May is Asian American, Native Hawaiian, and Pacific Islander (AANHPI) Heritage Month! This month recognizes the contributions and influence of Asian Americans and Pacific Islander Americans to the history, culture, and achievements of the United States.
When it comes to STEM contributions of the AANHPI community as a whole, Pacific Islanders, Native Hawaiians, and Southeast Asians are often underrepresented despite making important contributions to science and technology, often rooted in indigenous knowledge. Some of these remarkable STEM heroes include:
Roseli Ocampo-Friedmann Ph.D. – a Filipino & American scientist best known for her research on extremophiles, organisms that survive and inhabit extreme conditions. Her work has been cited in work exploring the terraforming of Mars.
Nainoa Thompson – a Native Hawaiian navigator. He practices the traditional art of wayfinding–how early Polynesian voyagers found their way across oceans by using cues from the sun, moon, stars, clouds, and waves. “Native Hawaiian master navigator Nainoa Thompson became the first to practice it again when he combined traditional wayfinding principles and modern science to develop the star compass, a conceptual direction system, in 1980.” Source: IdeasTed.com
Kamuela Yong Ph.D. – an associate professor of mathematics at the University of Hawai’i–West O’ahu. He is the first Native Hawaiian to earn a Ph.D. in applied mathematics and his research interests include mathematical modeling of biological, ecological, and epidemiological systems using diffusion. He is a co-founder of Indigenous Mathematicians
We continue to be saddened about the racism and hate faced by the AANHPI communities in recent years.
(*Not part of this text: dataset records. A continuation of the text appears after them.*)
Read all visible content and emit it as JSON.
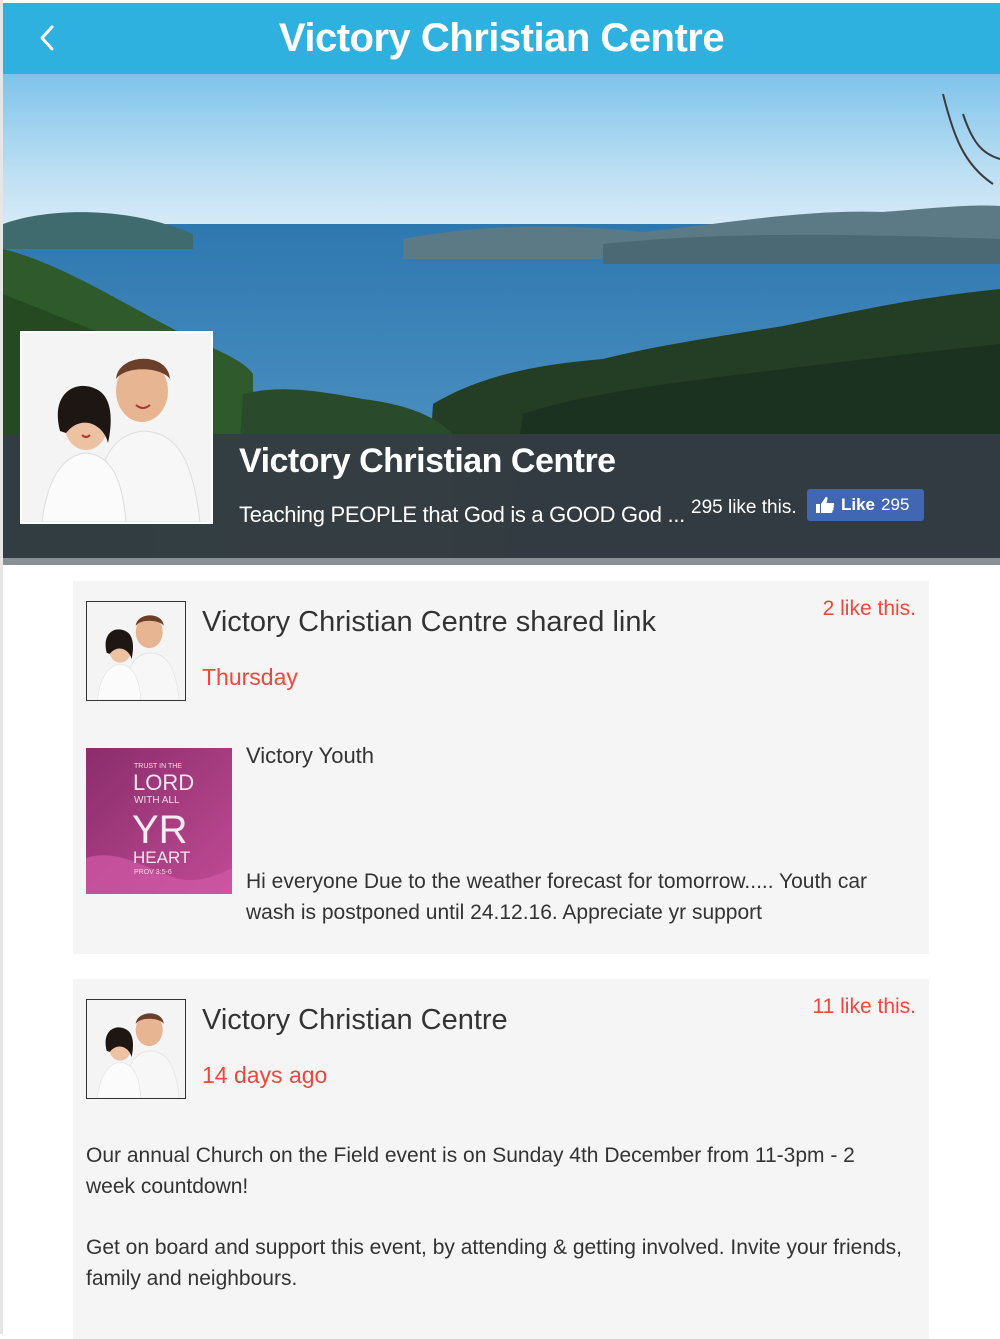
{
  "navbar": {
    "title": "Victory Christian Centre",
    "back_icon": "chevron-left-icon",
    "color": "#2eb1df"
  },
  "cover": {
    "page_name": "Victory Christian Centre",
    "tagline": "Teaching PEOPLE that God is a GOOD God ...",
    "likes_text": "295 like this.",
    "like_button": {
      "label": "Like",
      "count": "295",
      "icon": "thumbs-up-icon",
      "color": "#4267b2"
    }
  },
  "posts": [
    {
      "title": "Victory Christian Centre shared link",
      "date": "Thursday",
      "likes": "2 like this.",
      "link": {
        "thumb_lines": [
          "TRUST IN THE",
          "LORD",
          "WITH ALL",
          "YR",
          "HEART",
          "PROV 3:5-6"
        ],
        "title": "Victory Youth",
        "description": "Hi everyone Due to the weather forecast for tomorrow..... Youth car wash is postponed until 24.12.16. Appreciate yr support"
      }
    },
    {
      "title": "Victory Christian Centre",
      "date": "14 days ago",
      "likes": "11 like this.",
      "body": [
        "Our annual Church on the Field event is on Sunday 4th December from 11-3pm - 2 week countdown!",
        "Get on board and support this event, by attending & getting involved. Invite your friends, family and neighbours."
      ]
    }
  ],
  "colors": {
    "accent_red": "#f0473d",
    "cover_bar": "#343c44"
  }
}
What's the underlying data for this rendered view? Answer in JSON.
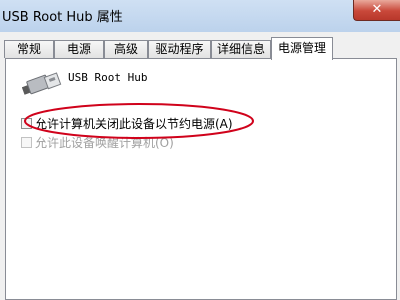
{
  "window": {
    "title": "USB Root Hub 属性",
    "close_label": "✕"
  },
  "tabs": [
    {
      "label": "常规",
      "active": false
    },
    {
      "label": "电源",
      "active": false
    },
    {
      "label": "高级",
      "active": false
    },
    {
      "label": "驱动程序",
      "active": false
    },
    {
      "label": "详细信息",
      "active": false
    },
    {
      "label": "电源管理",
      "active": true
    }
  ],
  "device": {
    "icon": "usb-connector-icon",
    "name": "USB Root Hub"
  },
  "options": [
    {
      "label": "允许计算机关闭此设备以节约电源(A)",
      "checked": false,
      "enabled": true
    },
    {
      "label": "允许此设备唤醒计算机(O)",
      "checked": false,
      "enabled": false
    }
  ],
  "annotation": {
    "type": "ellipse-highlight",
    "color": "#d0021b"
  }
}
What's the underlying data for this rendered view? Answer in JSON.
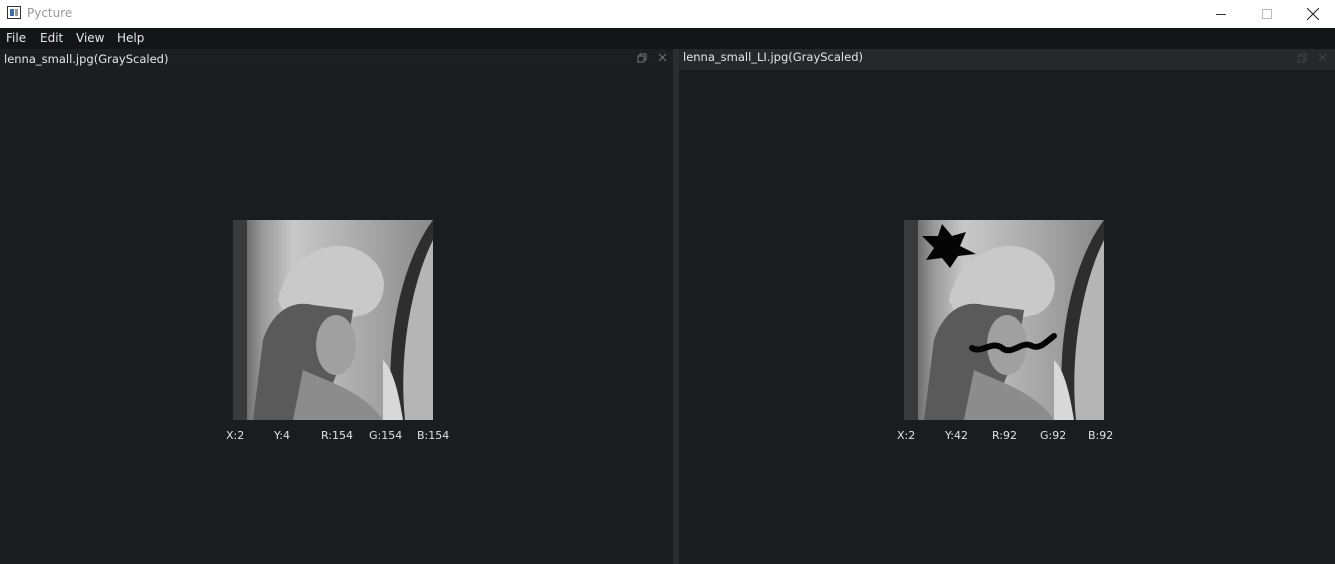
{
  "window": {
    "title": "Pycture"
  },
  "menu": {
    "items": [
      "File",
      "Edit",
      "View",
      "Help"
    ]
  },
  "left_panel": {
    "title": "lenna_small.jpg(GrayScaled)",
    "pixel_info": {
      "x": "X:2",
      "y": "Y:4",
      "r": "R:154",
      "g": "G:154",
      "b": "B:154"
    }
  },
  "right_panel": {
    "title": "lenna_small_LI.jpg(GrayScaled)",
    "pixel_info": {
      "x": "X:2",
      "y": "Y:42",
      "r": "R:92",
      "g": "G:92",
      "b": "B:92"
    }
  },
  "icons": {
    "undock": "restore-icon",
    "close": "close-icon"
  },
  "colors": {
    "background": "#1b1c1e",
    "menubar": "#141516",
    "text": "#e6e6e6"
  }
}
Not only does MESA stand against that, we also stand for the cross-racial solidarity needed to break down the systems of oppression that inhibit the liberation of all communities of color.